In the second phrase (measures 5 through 8), we have an interesting chord pop up in the eighth measure, an A7#9. This chord has two functions: The first is to create another place where you can cause more musical havoc—I mean tension—and the second is to set up the turnaround in the next phrase. Altered chords can be a great and useful tool, but are also easy to overuse. I like to think that altered chords are really expensive, and need to have their own space. Again this sets up a cool V–I movement leading into the first chord of the turnaround, Dm7.
There are nearly as many ways to play a turnaround in a blues progression as there are notes in an Yngwie solo. For our example, we are going with two tried-and-true techniques, the ii–V–I and I–VI–ii–V–I progressions. The first half of the third phrase is a standard ii–V–I in the key of C, going from Dm7 to G7 and then back to C7 on beat one of measure 11. It’s worth noting that usually the I chord is some form of a major chord— as opposed to the dominant 7 we’re playing here—but as long as the root movement is correct (D–G–C), we can take some liberties with the harmony. During the second half of the phrase, we use a classic jazz turnaround and cycle through I–VI–ii–V–I. Not only does this give us tons of opportunity for some interesting peaks and valleys, but the increased harmonic rhythm tells the listener, “Okay, once more, from the top!”

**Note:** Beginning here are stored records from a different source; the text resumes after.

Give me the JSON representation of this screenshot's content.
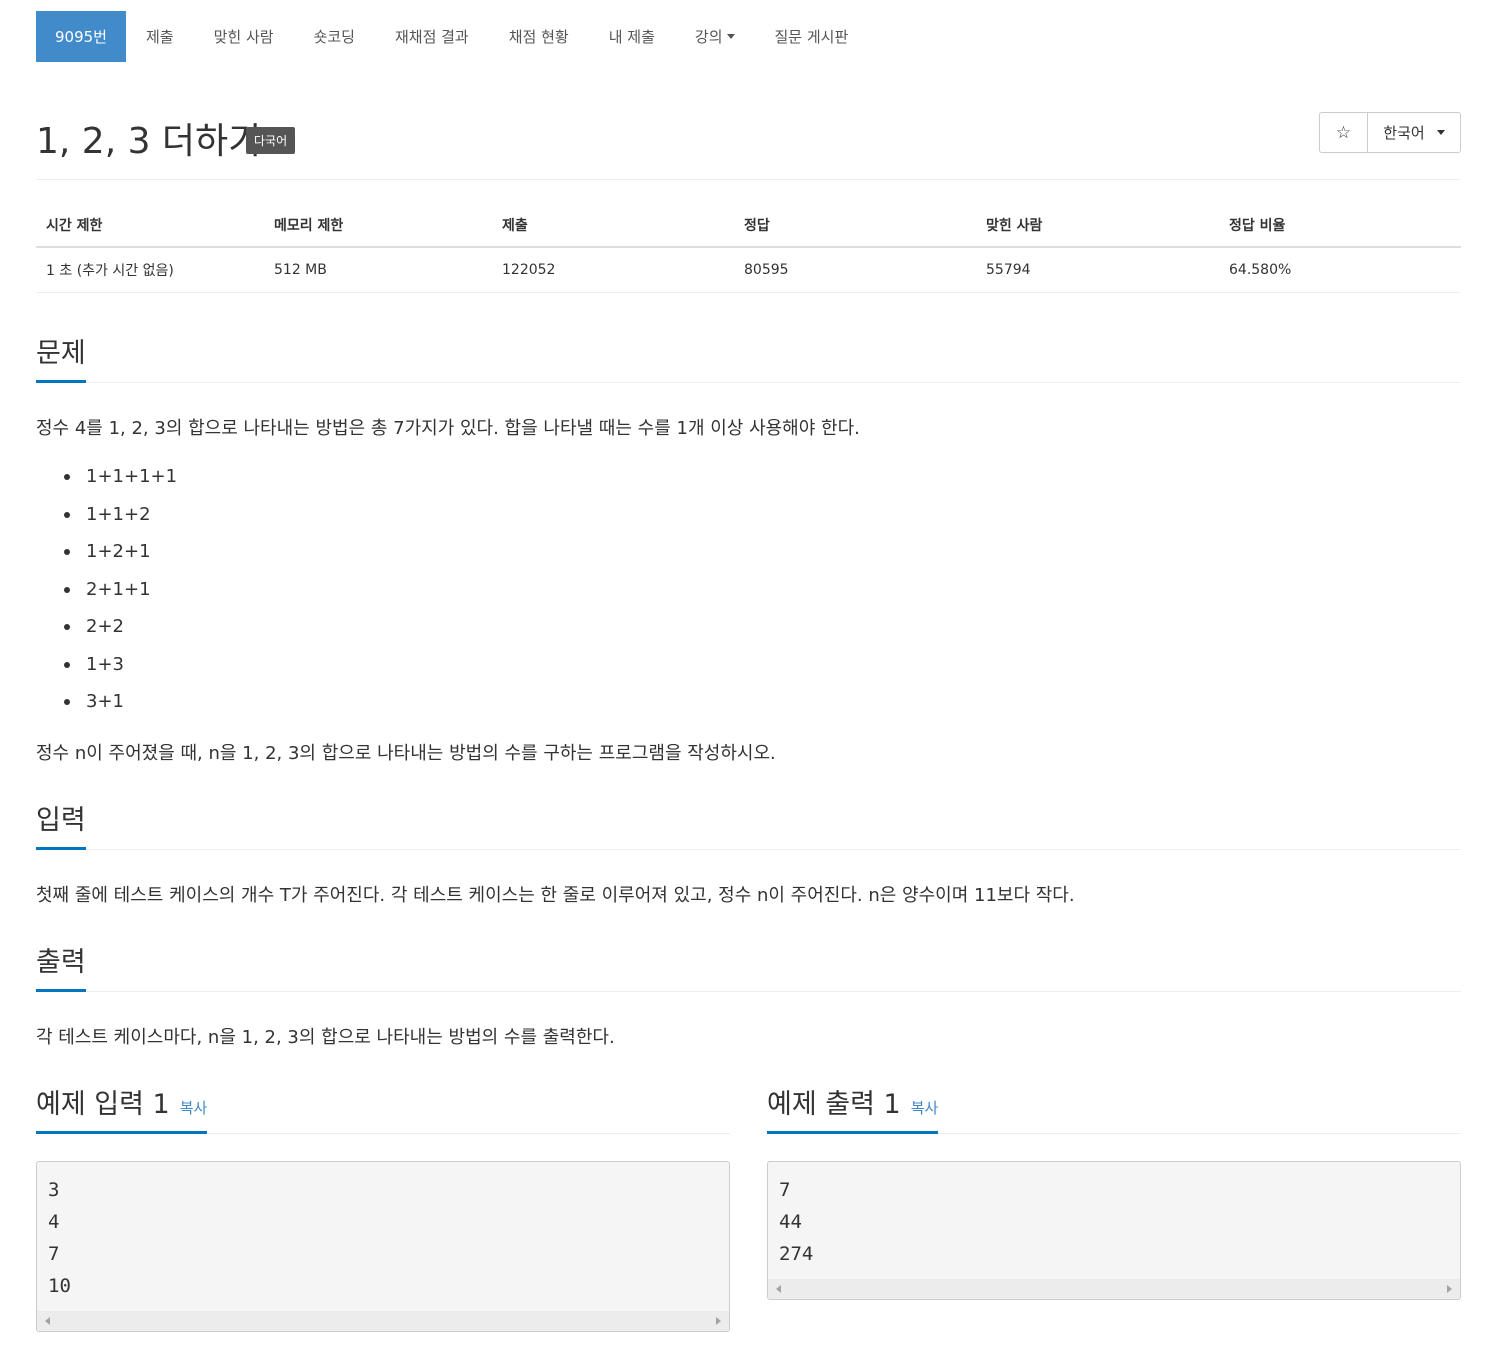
{
  "nav": {
    "items": [
      {
        "label": "9095번",
        "active": true
      },
      {
        "label": "제출"
      },
      {
        "label": "맞힌 사람"
      },
      {
        "label": "숏코딩"
      },
      {
        "label": "재채점 결과"
      },
      {
        "label": "채점 현황"
      },
      {
        "label": "내 제출"
      },
      {
        "label": "강의"
      },
      {
        "label": "질문 게시판"
      }
    ]
  },
  "problem": {
    "title": "1, 2, 3 더하기",
    "badge": "다국어",
    "star_icon": "☆",
    "language_select": "한국어"
  },
  "stats": {
    "headers": [
      "시간 제한",
      "메모리 제한",
      "제출",
      "정답",
      "맞힌 사람",
      "정답 비율"
    ],
    "values": [
      "1 초 (추가 시간 없음)",
      "512 MB",
      "122052",
      "80595",
      "55794",
      "64.580%"
    ]
  },
  "sections": {
    "description": {
      "heading": "문제",
      "intro": "정수 4를 1, 2, 3의 합으로 나타내는 방법은 총 7가지가 있다. 합을 나타낼 때는 수를 1개 이상 사용해야 한다.",
      "items": [
        "1+1+1+1",
        "1+1+2",
        "1+2+1",
        "2+1+1",
        "2+2",
        "1+3",
        "3+1"
      ],
      "outro": "정수 n이 주어졌을 때, n을 1, 2, 3의 합으로 나타내는 방법의 수를 구하는 프로그램을 작성하시오."
    },
    "input": {
      "heading": "입력",
      "text": "첫째 줄에 테스트 케이스의 개수 T가 주어진다. 각 테스트 케이스는 한 줄로 이루어져 있고, 정수 n이 주어진다. n은 양수이며 11보다 작다."
    },
    "output": {
      "heading": "출력",
      "text": "각 테스트 케이스마다, n을 1, 2, 3의 합으로 나타내는 방법의 수를 출력한다."
    }
  },
  "samples": {
    "input": {
      "heading": "예제 입력 1",
      "copy_label": "복사",
      "lines": [
        "3",
        "4",
        "7",
        "10"
      ]
    },
    "output": {
      "heading": "예제 출력 1",
      "copy_label": "복사",
      "lines": [
        "7",
        "44",
        "274"
      ]
    }
  },
  "colors": {
    "active_tab": "#428bca",
    "headline_underline": "#0076c0",
    "copy_link": "#428bca"
  }
}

Once you get these chords under your fingers and the sound in your ear, take some time to listen to such players as Kenny Burrell, Scott Henderson, Grant Green, and Robben Ford. These guys are masters at twisting blues forms and pushing the envelope when it comes to blues.
Next month, we’ll dig into a cool new way to use the same old pentatonic shapes we know and love.
PG Associate Editor Jason Shadrick has been mixing blues, jazz, and rock since he first picked up a guitar. Mostly because nobody told him not to. He has degrees in Music Business and Jazz Pedagogy, and previously worked with Lower Dyad Records and the National Guitar Workshop.